▸ **Exercise material**:

________________

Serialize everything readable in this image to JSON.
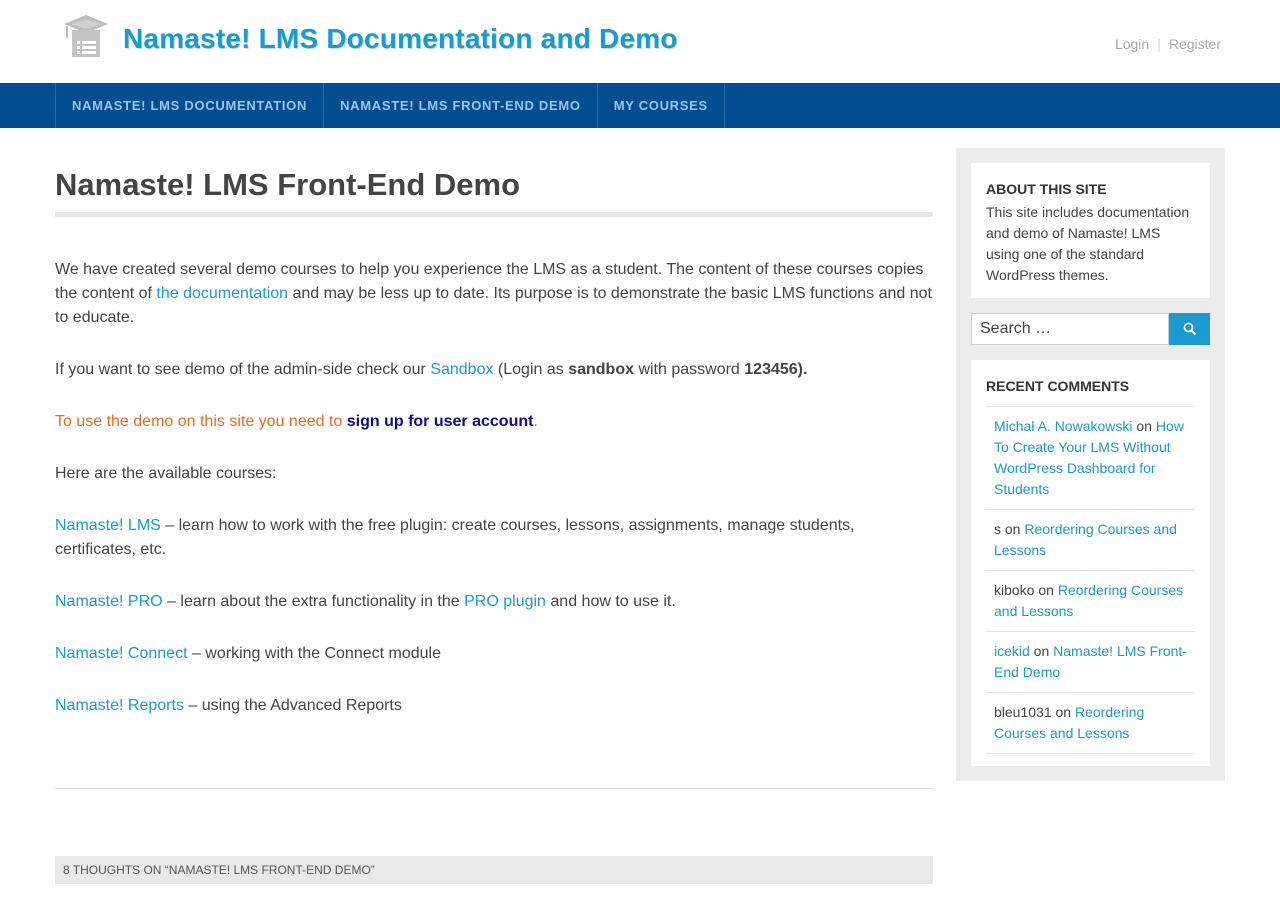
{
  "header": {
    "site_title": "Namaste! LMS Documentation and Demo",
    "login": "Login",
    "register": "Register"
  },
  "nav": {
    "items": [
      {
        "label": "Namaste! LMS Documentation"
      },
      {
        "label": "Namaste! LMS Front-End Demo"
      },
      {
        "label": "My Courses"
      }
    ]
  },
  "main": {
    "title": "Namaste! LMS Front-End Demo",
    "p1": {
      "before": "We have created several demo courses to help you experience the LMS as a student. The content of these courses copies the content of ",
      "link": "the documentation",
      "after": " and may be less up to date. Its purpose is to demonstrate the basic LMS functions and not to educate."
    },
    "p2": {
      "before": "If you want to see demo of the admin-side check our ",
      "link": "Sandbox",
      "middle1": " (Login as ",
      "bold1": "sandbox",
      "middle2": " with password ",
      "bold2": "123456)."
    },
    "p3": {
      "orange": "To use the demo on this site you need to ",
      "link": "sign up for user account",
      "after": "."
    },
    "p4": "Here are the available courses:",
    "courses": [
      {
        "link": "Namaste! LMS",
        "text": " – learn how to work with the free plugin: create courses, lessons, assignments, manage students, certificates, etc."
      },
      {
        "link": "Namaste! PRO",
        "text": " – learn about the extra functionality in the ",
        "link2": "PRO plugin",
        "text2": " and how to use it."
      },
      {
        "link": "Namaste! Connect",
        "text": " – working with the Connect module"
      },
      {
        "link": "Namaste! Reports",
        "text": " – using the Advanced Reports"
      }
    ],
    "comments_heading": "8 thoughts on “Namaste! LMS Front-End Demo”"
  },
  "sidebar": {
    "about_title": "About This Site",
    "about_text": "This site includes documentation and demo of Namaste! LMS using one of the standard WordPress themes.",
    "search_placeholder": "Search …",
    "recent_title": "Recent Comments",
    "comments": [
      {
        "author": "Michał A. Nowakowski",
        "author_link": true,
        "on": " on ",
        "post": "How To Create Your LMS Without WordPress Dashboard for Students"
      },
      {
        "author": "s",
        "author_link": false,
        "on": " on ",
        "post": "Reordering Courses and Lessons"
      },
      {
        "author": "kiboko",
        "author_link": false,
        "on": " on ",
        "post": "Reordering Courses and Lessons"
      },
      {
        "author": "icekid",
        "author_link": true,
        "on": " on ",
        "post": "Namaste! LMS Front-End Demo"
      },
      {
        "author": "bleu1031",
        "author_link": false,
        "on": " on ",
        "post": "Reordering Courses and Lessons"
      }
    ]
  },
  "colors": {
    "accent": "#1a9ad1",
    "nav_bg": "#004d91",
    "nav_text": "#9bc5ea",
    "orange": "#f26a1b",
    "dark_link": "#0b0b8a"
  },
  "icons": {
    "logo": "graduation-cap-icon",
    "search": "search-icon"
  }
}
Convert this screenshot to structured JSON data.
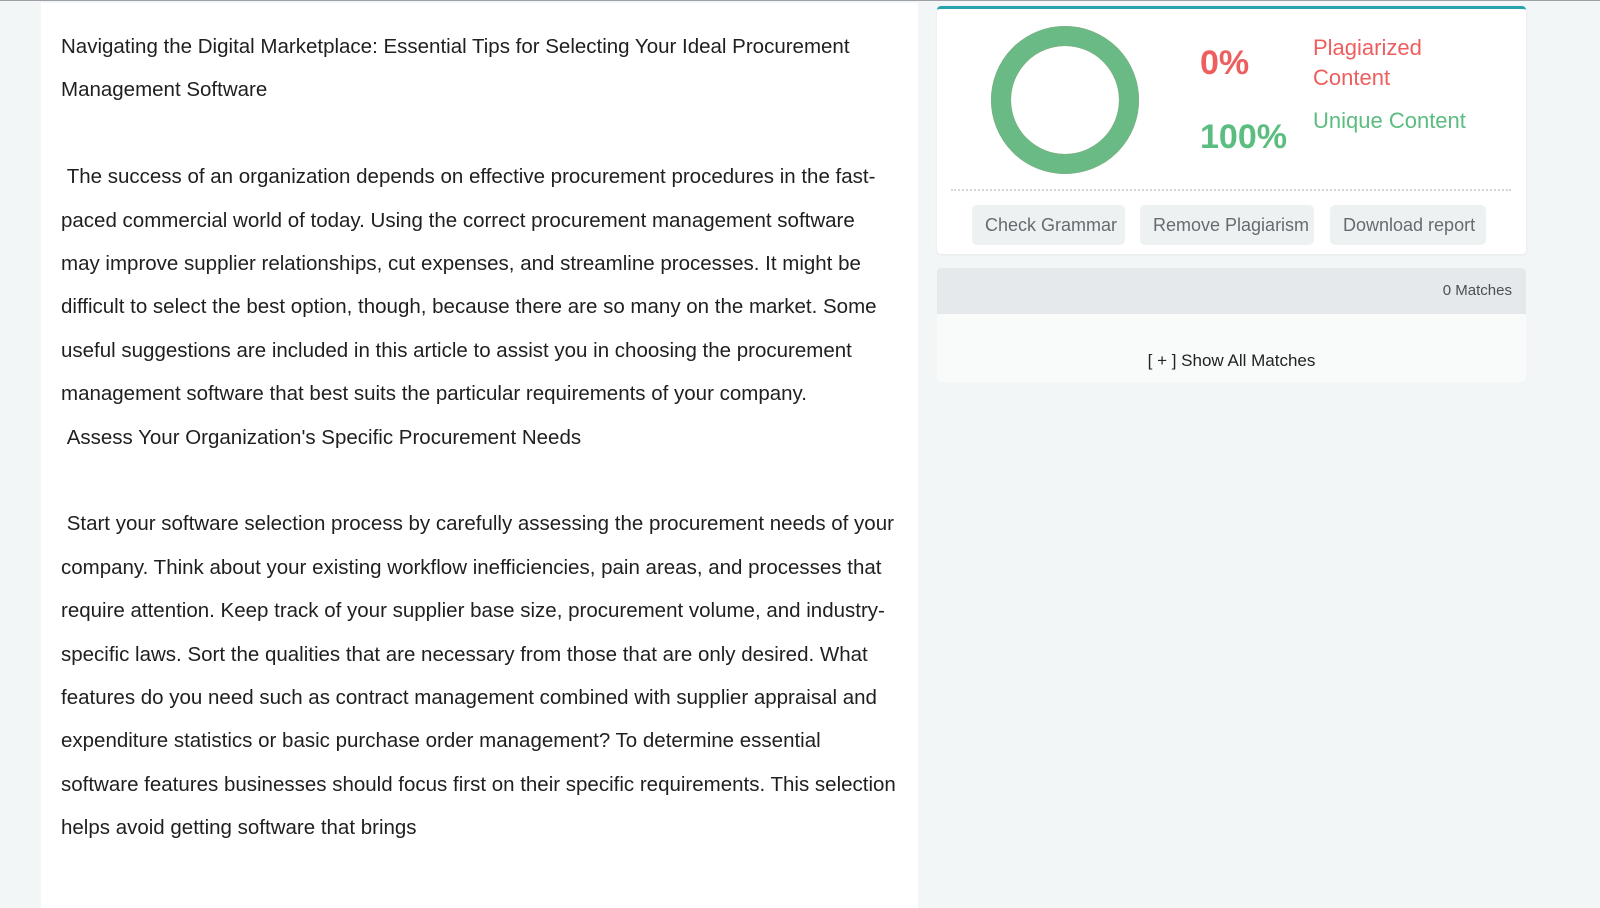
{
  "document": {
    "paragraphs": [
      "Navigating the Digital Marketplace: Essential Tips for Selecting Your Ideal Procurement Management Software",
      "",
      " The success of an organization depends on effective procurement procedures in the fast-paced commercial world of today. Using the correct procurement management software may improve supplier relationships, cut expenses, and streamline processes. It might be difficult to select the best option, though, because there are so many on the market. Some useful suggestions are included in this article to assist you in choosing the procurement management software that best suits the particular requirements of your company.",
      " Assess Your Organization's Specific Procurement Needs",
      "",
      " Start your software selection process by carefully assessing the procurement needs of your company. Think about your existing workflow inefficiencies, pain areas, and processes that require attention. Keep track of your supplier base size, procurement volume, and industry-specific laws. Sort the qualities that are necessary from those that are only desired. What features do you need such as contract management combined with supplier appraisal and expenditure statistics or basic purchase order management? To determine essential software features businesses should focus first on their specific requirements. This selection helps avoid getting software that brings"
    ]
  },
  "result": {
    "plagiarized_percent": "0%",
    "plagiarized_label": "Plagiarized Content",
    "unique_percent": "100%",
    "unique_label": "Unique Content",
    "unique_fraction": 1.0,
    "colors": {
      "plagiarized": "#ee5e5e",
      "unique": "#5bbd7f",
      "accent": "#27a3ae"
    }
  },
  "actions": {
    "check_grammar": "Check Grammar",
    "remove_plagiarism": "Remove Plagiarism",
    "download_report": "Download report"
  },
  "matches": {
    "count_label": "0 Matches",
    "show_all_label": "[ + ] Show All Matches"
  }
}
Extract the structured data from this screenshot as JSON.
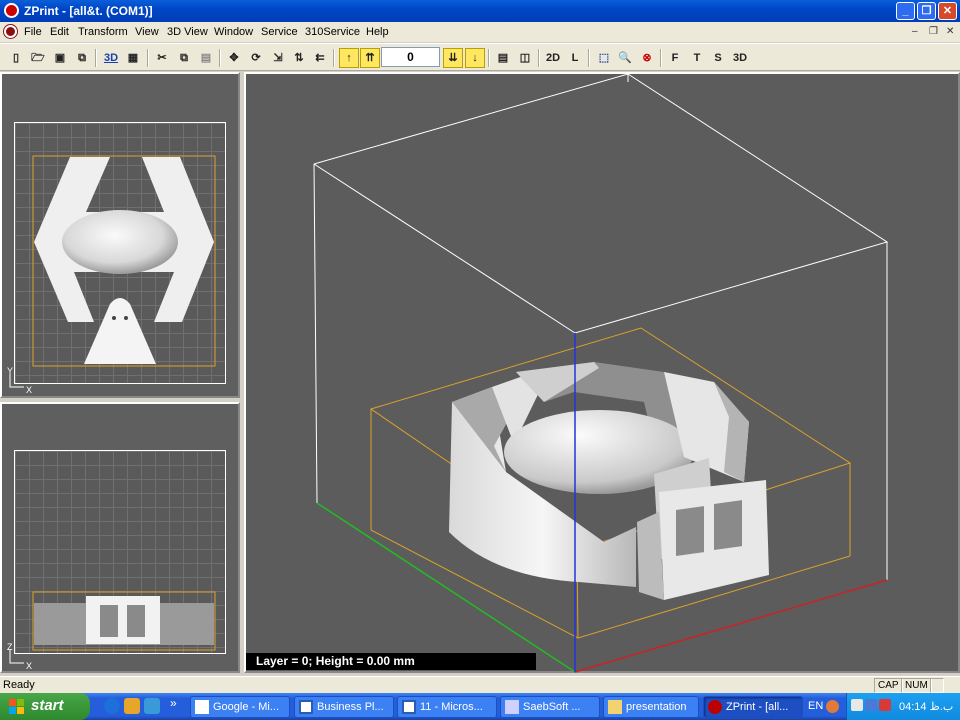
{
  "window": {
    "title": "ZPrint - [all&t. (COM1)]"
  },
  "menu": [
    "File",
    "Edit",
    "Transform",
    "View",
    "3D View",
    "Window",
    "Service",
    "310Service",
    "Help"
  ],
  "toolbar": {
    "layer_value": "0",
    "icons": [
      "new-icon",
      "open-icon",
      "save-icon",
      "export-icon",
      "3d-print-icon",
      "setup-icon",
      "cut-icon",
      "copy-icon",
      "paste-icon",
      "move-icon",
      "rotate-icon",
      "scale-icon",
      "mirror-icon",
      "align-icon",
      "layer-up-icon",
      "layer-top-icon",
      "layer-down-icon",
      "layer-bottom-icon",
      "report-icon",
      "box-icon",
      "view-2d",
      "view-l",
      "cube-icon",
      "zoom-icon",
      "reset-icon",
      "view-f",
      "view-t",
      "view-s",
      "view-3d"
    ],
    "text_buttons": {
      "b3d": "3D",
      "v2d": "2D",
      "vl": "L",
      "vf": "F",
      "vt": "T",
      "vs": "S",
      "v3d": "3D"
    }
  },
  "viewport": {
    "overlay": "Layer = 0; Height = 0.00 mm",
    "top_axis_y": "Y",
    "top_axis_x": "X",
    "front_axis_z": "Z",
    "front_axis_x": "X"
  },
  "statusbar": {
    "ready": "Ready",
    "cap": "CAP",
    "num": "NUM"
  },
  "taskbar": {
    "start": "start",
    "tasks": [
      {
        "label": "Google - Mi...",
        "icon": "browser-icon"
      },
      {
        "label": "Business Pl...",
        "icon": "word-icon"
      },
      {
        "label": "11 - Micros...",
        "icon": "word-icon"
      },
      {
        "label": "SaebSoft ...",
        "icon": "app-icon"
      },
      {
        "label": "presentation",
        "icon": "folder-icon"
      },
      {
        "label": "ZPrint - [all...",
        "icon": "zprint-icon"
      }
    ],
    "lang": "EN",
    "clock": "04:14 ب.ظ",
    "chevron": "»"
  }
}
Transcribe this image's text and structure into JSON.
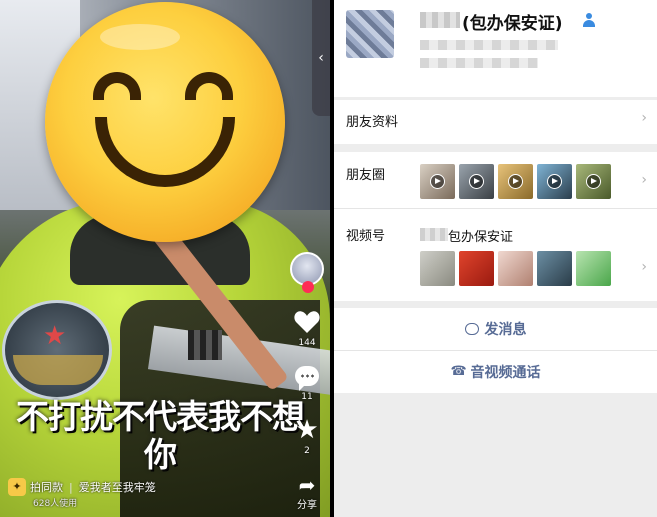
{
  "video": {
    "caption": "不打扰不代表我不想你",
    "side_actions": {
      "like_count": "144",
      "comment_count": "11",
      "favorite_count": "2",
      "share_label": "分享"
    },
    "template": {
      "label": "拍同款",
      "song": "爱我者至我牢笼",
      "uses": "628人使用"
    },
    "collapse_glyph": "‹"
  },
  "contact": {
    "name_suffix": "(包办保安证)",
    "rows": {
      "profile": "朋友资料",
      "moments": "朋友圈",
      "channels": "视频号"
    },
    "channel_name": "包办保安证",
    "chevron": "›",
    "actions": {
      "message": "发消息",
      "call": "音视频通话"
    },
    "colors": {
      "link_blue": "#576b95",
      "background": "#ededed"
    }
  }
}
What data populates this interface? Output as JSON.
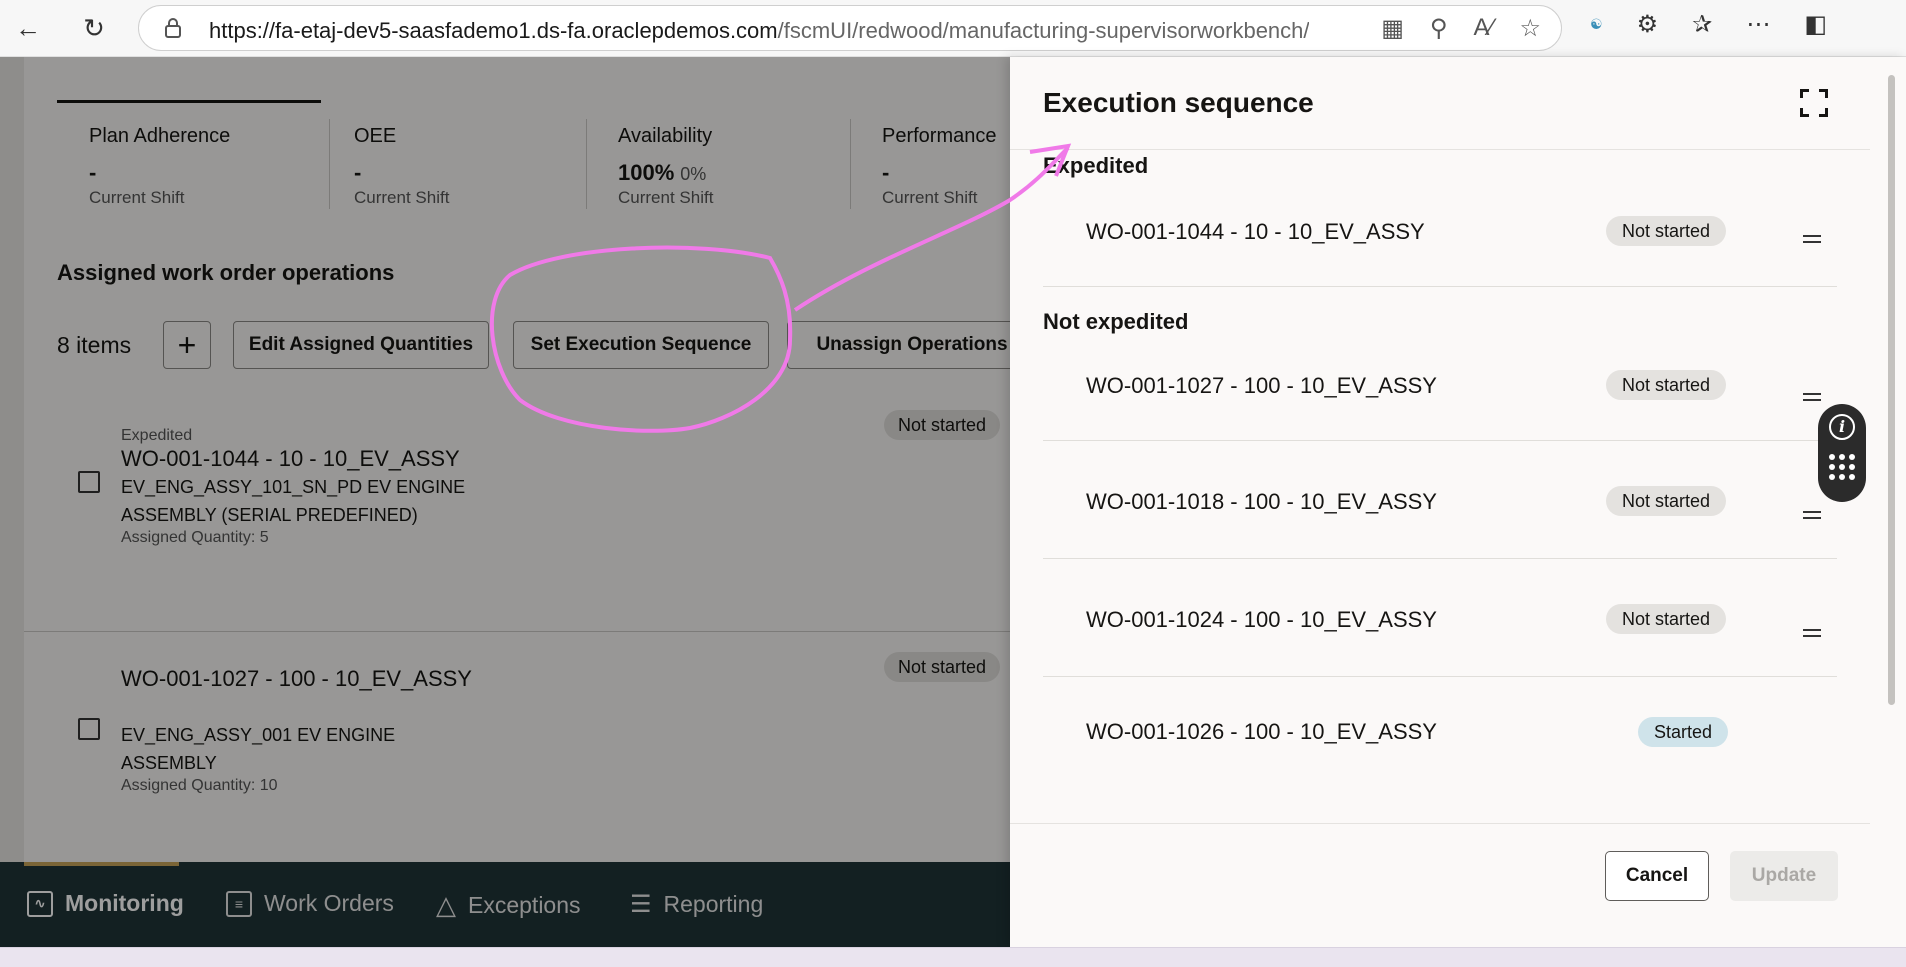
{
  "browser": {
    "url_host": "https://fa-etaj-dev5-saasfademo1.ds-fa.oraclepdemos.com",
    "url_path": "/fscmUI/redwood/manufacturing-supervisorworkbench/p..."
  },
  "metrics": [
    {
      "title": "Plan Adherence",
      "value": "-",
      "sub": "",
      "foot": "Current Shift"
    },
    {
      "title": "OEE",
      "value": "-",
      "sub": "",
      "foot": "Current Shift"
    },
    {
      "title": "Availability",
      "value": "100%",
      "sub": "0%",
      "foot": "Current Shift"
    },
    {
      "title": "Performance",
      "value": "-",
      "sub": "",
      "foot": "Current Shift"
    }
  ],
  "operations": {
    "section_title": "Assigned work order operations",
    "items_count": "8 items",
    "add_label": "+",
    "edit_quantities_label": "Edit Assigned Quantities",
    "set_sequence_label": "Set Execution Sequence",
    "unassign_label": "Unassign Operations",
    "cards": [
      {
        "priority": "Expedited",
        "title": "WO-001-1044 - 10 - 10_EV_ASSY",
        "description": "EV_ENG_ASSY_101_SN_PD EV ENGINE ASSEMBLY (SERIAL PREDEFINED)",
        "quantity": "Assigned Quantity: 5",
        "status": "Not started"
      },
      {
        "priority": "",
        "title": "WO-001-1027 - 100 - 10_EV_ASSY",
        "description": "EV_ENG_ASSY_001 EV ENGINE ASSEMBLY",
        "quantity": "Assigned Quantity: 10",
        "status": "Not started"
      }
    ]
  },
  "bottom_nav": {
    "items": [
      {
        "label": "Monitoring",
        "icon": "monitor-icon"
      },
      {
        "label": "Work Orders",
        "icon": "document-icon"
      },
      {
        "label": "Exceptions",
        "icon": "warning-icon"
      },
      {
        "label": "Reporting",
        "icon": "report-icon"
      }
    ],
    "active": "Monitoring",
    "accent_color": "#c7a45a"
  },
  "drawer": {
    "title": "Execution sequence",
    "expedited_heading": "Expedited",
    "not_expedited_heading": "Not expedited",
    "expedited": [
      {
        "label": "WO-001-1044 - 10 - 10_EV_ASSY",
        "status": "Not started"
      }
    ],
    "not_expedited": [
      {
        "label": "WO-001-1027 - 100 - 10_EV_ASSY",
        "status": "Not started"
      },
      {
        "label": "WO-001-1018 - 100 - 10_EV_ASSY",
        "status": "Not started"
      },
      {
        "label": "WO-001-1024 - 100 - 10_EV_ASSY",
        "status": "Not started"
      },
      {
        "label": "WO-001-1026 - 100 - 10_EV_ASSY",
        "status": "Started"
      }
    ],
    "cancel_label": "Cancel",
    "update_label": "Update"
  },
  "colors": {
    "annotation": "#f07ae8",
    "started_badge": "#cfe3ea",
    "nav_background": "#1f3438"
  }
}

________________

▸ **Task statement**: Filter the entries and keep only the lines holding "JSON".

▸ **Your solution**:
Serialize everything readable in this image to JSON.
Convert this screenshot to structured JSON data.
Extract the structured data from this screenshot as JSON.
Transcribe this image's text and structure into JSON.
What data populates this interface? Output as JSON.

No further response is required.